The New York Times once called him “proudly politically incorrect,” and that nicely sums up who Thor Halvorssen truly is.
The founder of the New York City-based Human Rights Foundation (HRF) continues talking loudly for those people around the world, whose voices have been silenced by dictators and other tyrants destroying their nations and the basic human rights of their people for further greed and political gain.
Mr. Halvorssen has seen it all and experienced some difficult moments as he tells the weeklystandard.com.
He logs many friendly flier miles, sneaking into places he really shouldn’t, like the time he and his cameraman jetted off to Ho Chi Minh in 2010 to interview ThichQuang Do, the father of the banned Unified Buddhist Church of Vietnam, who had suffered under house arrest for 28 years.
Mr. Halvorssen had quietly made his way into the monastery and procured a fascinating interview with the patriarch. Upon his exit, Vietnamese authorities were watching and nabbed Mr. Halvorssen detaining him for quite some time, until he could convince the Vietnamese police that he was in fact, merely a Buddhist seeker. Hr. Halvorssen claims he was beaten badly during the detainment, while his cameraman had luckily escaped out a side door with the video card hidden on his person.

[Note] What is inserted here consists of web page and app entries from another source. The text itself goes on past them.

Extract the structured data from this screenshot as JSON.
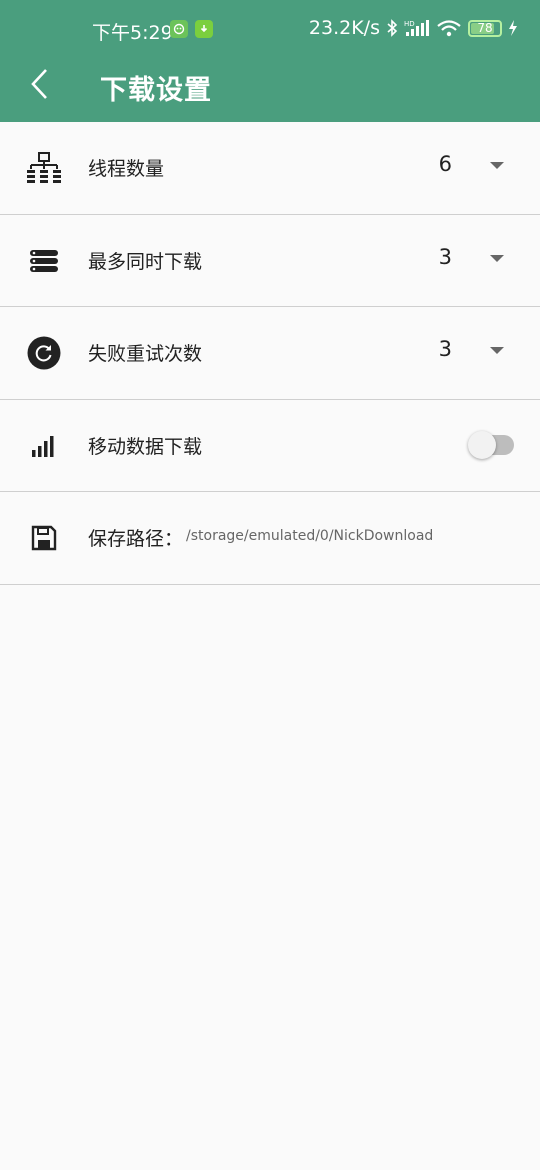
{
  "status_bar": {
    "time": "下午5:29",
    "net_speed": "23.2K/s",
    "battery": "78"
  },
  "toolbar": {
    "title": "下载设置"
  },
  "settings": [
    {
      "label": "线程数量",
      "value": "6",
      "icon": "network-tree-icon"
    },
    {
      "label": "最多同时下载",
      "value": "3",
      "icon": "server-stack-icon"
    },
    {
      "label": "失败重试次数",
      "value": "3",
      "icon": "retry-circle-icon"
    },
    {
      "label": "移动数据下载",
      "toggle": false,
      "icon": "signal-bars-icon"
    },
    {
      "label": "保存路径：",
      "path": "/storage/emulated/0/NickDownload",
      "icon": "floppy-disk-icon"
    }
  ],
  "colors": {
    "header": "#4a9e7e",
    "background": "#fafafa",
    "divider": "#cfcfcf"
  }
}
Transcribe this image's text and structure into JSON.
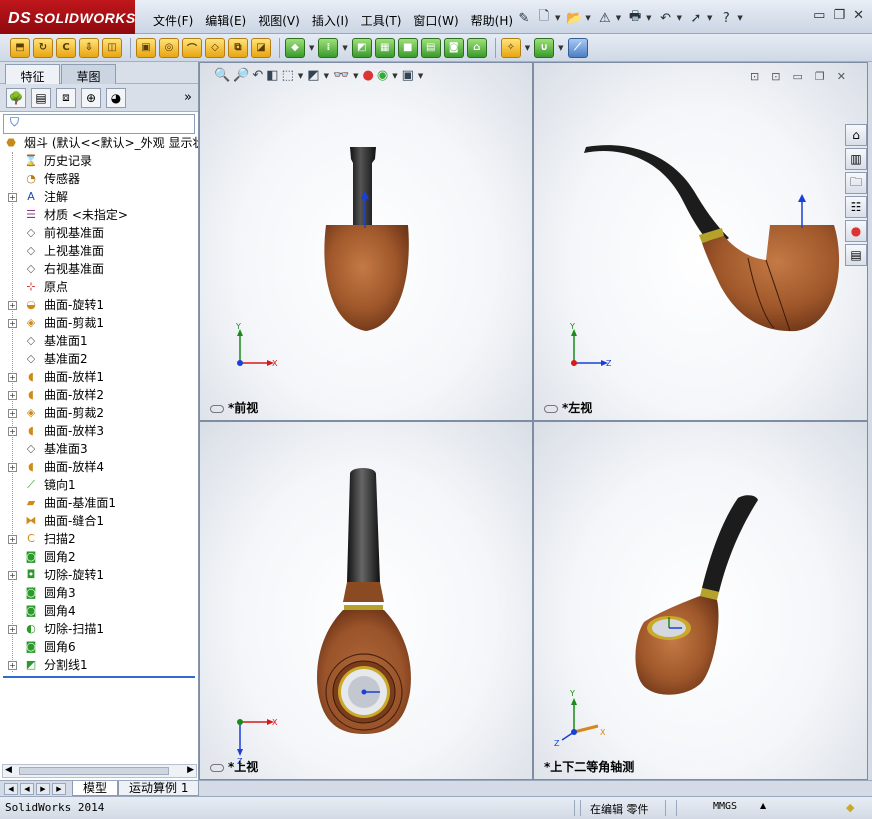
{
  "app": {
    "logo": "SOLIDWORKS",
    "logo_mark": "DS"
  },
  "menu": {
    "items": [
      "文件(F)",
      "编辑(E)",
      "视图(V)",
      "插入(I)",
      "工具(T)",
      "窗口(W)",
      "帮助(H)"
    ]
  },
  "left_panel": {
    "tabs": [
      "特征",
      "草图"
    ],
    "filter_icon": "funnel-icon",
    "tree": {
      "root": "烟斗  (默认<<默认>_外观 显示状",
      "items": [
        {
          "label": "历史记录",
          "icon": "history-icon",
          "expandable": false
        },
        {
          "label": "传感器",
          "icon": "sensor-icon",
          "expandable": false
        },
        {
          "label": "注解",
          "icon": "annotation-icon",
          "expandable": true
        },
        {
          "label": "材质 <未指定>",
          "icon": "material-icon",
          "expandable": false
        },
        {
          "label": "前视基准面",
          "icon": "plane-icon",
          "expandable": false
        },
        {
          "label": "上视基准面",
          "icon": "plane-icon",
          "expandable": false
        },
        {
          "label": "右视基准面",
          "icon": "plane-icon",
          "expandable": false
        },
        {
          "label": "原点",
          "icon": "origin-icon",
          "expandable": false
        },
        {
          "label": "曲面-旋转1",
          "icon": "surface-revolve-icon",
          "expandable": true
        },
        {
          "label": "曲面-剪裁1",
          "icon": "surface-trim-icon",
          "expandable": true
        },
        {
          "label": "基准面1",
          "icon": "plane-icon",
          "expandable": false
        },
        {
          "label": "基准面2",
          "icon": "plane-icon",
          "expandable": false
        },
        {
          "label": "曲面-放样1",
          "icon": "surface-loft-icon",
          "expandable": true
        },
        {
          "label": "曲面-放样2",
          "icon": "surface-loft-icon",
          "expandable": true
        },
        {
          "label": "曲面-剪裁2",
          "icon": "surface-trim-icon",
          "expandable": true
        },
        {
          "label": "曲面-放样3",
          "icon": "surface-loft-icon",
          "expandable": true
        },
        {
          "label": "基准面3",
          "icon": "plane-icon",
          "expandable": false
        },
        {
          "label": "曲面-放样4",
          "icon": "surface-loft-icon",
          "expandable": true
        },
        {
          "label": "镜向1",
          "icon": "mirror-icon",
          "expandable": false
        },
        {
          "label": "曲面-基准面1",
          "icon": "planar-surface-icon",
          "expandable": false
        },
        {
          "label": "曲面-缝合1",
          "icon": "knit-icon",
          "expandable": false
        },
        {
          "label": "扫描2",
          "icon": "sweep-icon",
          "expandable": true
        },
        {
          "label": "圆角2",
          "icon": "fillet-icon",
          "expandable": false
        },
        {
          "label": "切除-旋转1",
          "icon": "cut-revolve-icon",
          "expandable": true
        },
        {
          "label": "圆角3",
          "icon": "fillet-icon",
          "expandable": false
        },
        {
          "label": "圆角4",
          "icon": "fillet-icon",
          "expandable": false
        },
        {
          "label": "切除-扫描1",
          "icon": "cut-sweep-icon",
          "expandable": true
        },
        {
          "label": "圆角6",
          "icon": "fillet-icon",
          "expandable": false
        },
        {
          "label": "分割线1",
          "icon": "split-line-icon",
          "expandable": true
        }
      ]
    }
  },
  "viewports": [
    {
      "label": "*前视",
      "axes": [
        "Y",
        "X"
      ]
    },
    {
      "label": "*左视",
      "axes": [
        "Y",
        "Z"
      ]
    },
    {
      "label": "*上视",
      "axes": [
        "X",
        "Z"
      ]
    },
    {
      "label": "*上下二等角轴测",
      "axes": [
        "Y",
        "Z",
        "X"
      ]
    }
  ],
  "bottom_tabs": [
    "模型",
    "运动算例 1"
  ],
  "status": {
    "app_version": "SolidWorks 2014",
    "mode": "在编辑 零件",
    "units": "MMGS"
  },
  "colors": {
    "bowl": "#a0582b",
    "stem": "#1f1f1f",
    "band": "#b5a22a",
    "brand": "#b3141a"
  }
}
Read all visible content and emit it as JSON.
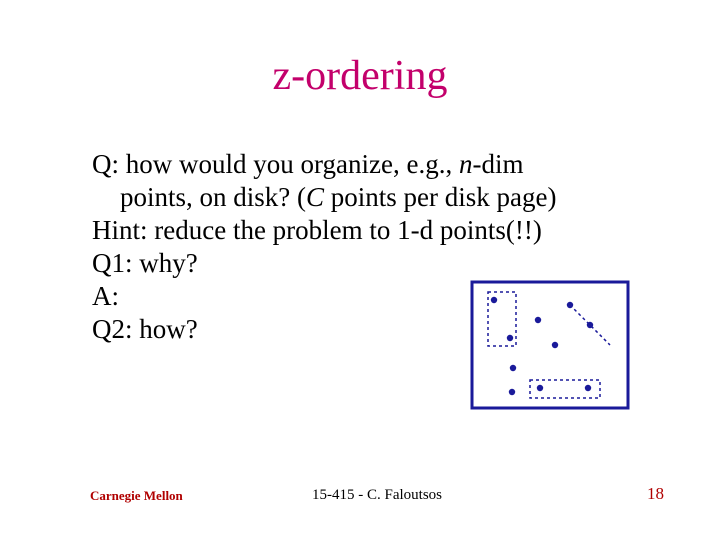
{
  "title": "z-ordering",
  "body": {
    "line1_a": "Q: how would you organize, e.g., ",
    "line1_n": "n",
    "line1_b": "-dim",
    "line2_a": "points, on disk? (",
    "line2_c": "C",
    "line2_b": " points per disk page)",
    "line3": "Hint: reduce the problem to 1-d points(!!)",
    "line4": "Q1: why?",
    "line5": "A:",
    "line6": "Q2: how?"
  },
  "footer": {
    "left": "Carnegie Mellon",
    "center": "15-415 - C. Faloutsos",
    "right": "18"
  }
}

Mr. Halvorssen has traveled the globe trying to help dissidents and political prisoners as he shines a glaring light on those nations who force their people to live under ugly despotism.
He goes after the “big boys,” like North Korea’s Kim Jong-un, whose citizens live in constant fear for being taken to one of the country’s unspeakably horrific prison camps, for the most minor of offenses. It is believed that some 200,000 remain imprisoned there, in an East Asian country ironically called, the Democratic People’s Republic of Korea .
Thor Halvorssen has had his life threatened many times, and others have tried to label him this or that. In his mind, he is not a conservative but more of a “classical liberal” in the John Stuart Mill philosophy.
To learn more, visit HRF.